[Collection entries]
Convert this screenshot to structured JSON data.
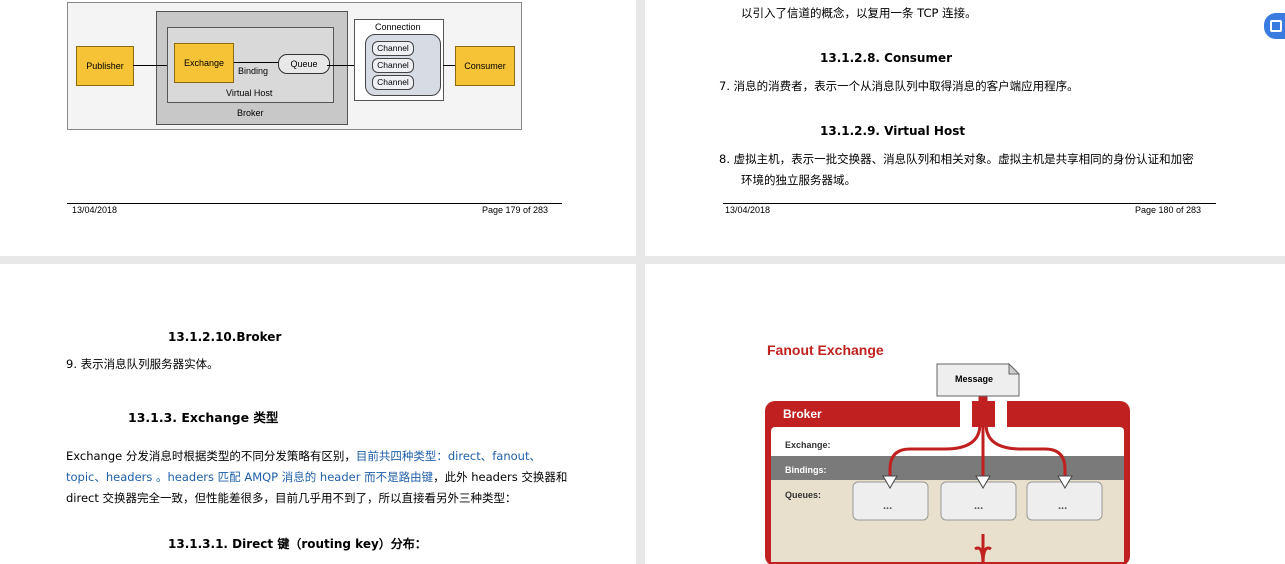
{
  "page179": {
    "diagram": {
      "publisher": "Publisher",
      "exchange": "Exchange",
      "binding": "Binding",
      "queue": "Queue",
      "virtual_host": "Virtual Host",
      "broker": "Broker",
      "connection": "Connection",
      "channels": [
        "Channel",
        "Channel",
        "Channel"
      ],
      "consumer": "Consumer"
    },
    "footer_date": "13/04/2018",
    "footer_page": "Page 179 of 283"
  },
  "page180": {
    "line_top": "以引入了信道的概念，以复用一条 TCP 连接。",
    "heading_consumer": "13.1.2.8.  Consumer",
    "item7": "7.   消息的消费者，表示一个从消息队列中取得消息的客户端应用程序。",
    "heading_vhost": "13.1.2.9.  Virtual Host",
    "item8_line1": "8.   虚拟主机，表示一批交换器、消息队列和相关对象。虚拟主机是共享相同的身份认证和加密",
    "item8_line2": "环境的独立服务器域。",
    "footer_date": "13/04/2018",
    "footer_page": "Page 180 of 283"
  },
  "page181": {
    "heading_broker": "13.1.2.10.Broker",
    "item9": "9.   表示消息队列服务器实体。",
    "heading_exchange_types": "13.1.3.      Exchange 类型",
    "para_part1": "Exchange 分发消息时根据类型的不同分发策略有区别，",
    "para_part2_blue": "目前共四种类型：direct、fanout、",
    "para_line2_blue": "topic、headers 。headers 匹配 AMQP 消息的 header 而不是路由键",
    "para_line2_rest": "，此外 headers 交换器和",
    "para_line3": "direct 交换器完全一致，但性能差很多，目前几乎用不到了，所以直接看另外三种类型：",
    "heading_direct": "13.1.3.1.  Direct 键（routing key）分布："
  },
  "page182": {
    "fanout_title": "Fanout Exchange",
    "message": "Message",
    "broker": "Broker",
    "exchange_label": "Exchange:",
    "bindings_label": "Bindings:",
    "queues_label": "Queues:",
    "queue_dots": [
      "...",
      "...",
      "..."
    ]
  },
  "colors": {
    "accent_red": "#c0201f",
    "yellow_box": "#f5c335",
    "link_blue": "#1f5fa8"
  }
}
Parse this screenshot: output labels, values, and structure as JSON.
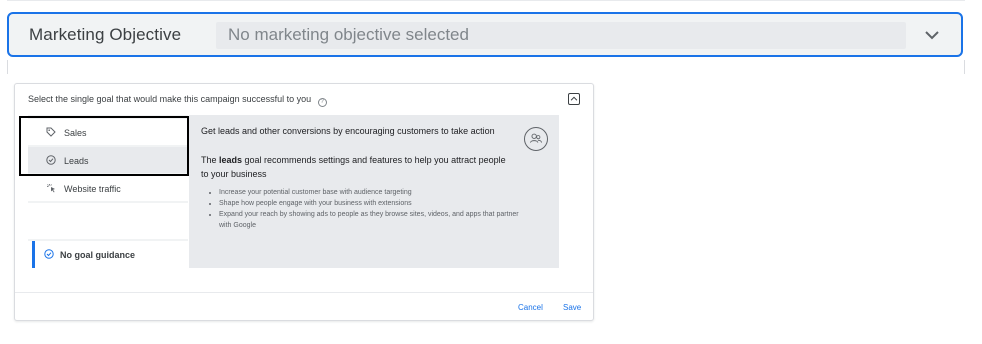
{
  "objective": {
    "title": "Marketing Objective",
    "value": "No marketing objective selected",
    "chevron": "chevron-down-icon"
  },
  "goal_panel": {
    "prompt": "Select the single goal that would make this campaign successful to you",
    "help_icon": "help-icon",
    "collapse_icon": "chevron-up-icon",
    "goals": [
      {
        "label": "Sales",
        "icon": "tag-icon"
      },
      {
        "label": "Leads",
        "icon": "check-circle-icon"
      },
      {
        "label": "Website traffic",
        "icon": "cursor-click-icon"
      }
    ],
    "no_goal": {
      "label": "No goal guidance",
      "icon": "check-circle-icon"
    },
    "detail": {
      "headline": "Get leads and other conversions by encouraging customers to take action",
      "description_pre": "The ",
      "description_bold": "leads",
      "description_post": " goal recommends settings and features to help you attract people to your business",
      "bullets": [
        "Increase your potential customer base with audience targeting",
        "Shape how people engage with your business with extensions",
        "Expand your reach by showing ads to people as they browse sites, videos, and apps that partner with Google"
      ],
      "badge_icon": "people-icon"
    },
    "cancel_label": "Cancel",
    "save_label": "Save"
  },
  "colors": {
    "accent": "#1a73e8",
    "bar_bg": "#f1f3f4",
    "detail_bg": "#e8eaed"
  }
}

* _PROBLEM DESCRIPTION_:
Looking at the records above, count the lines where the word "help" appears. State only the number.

* _RESPONSE AREA_:
2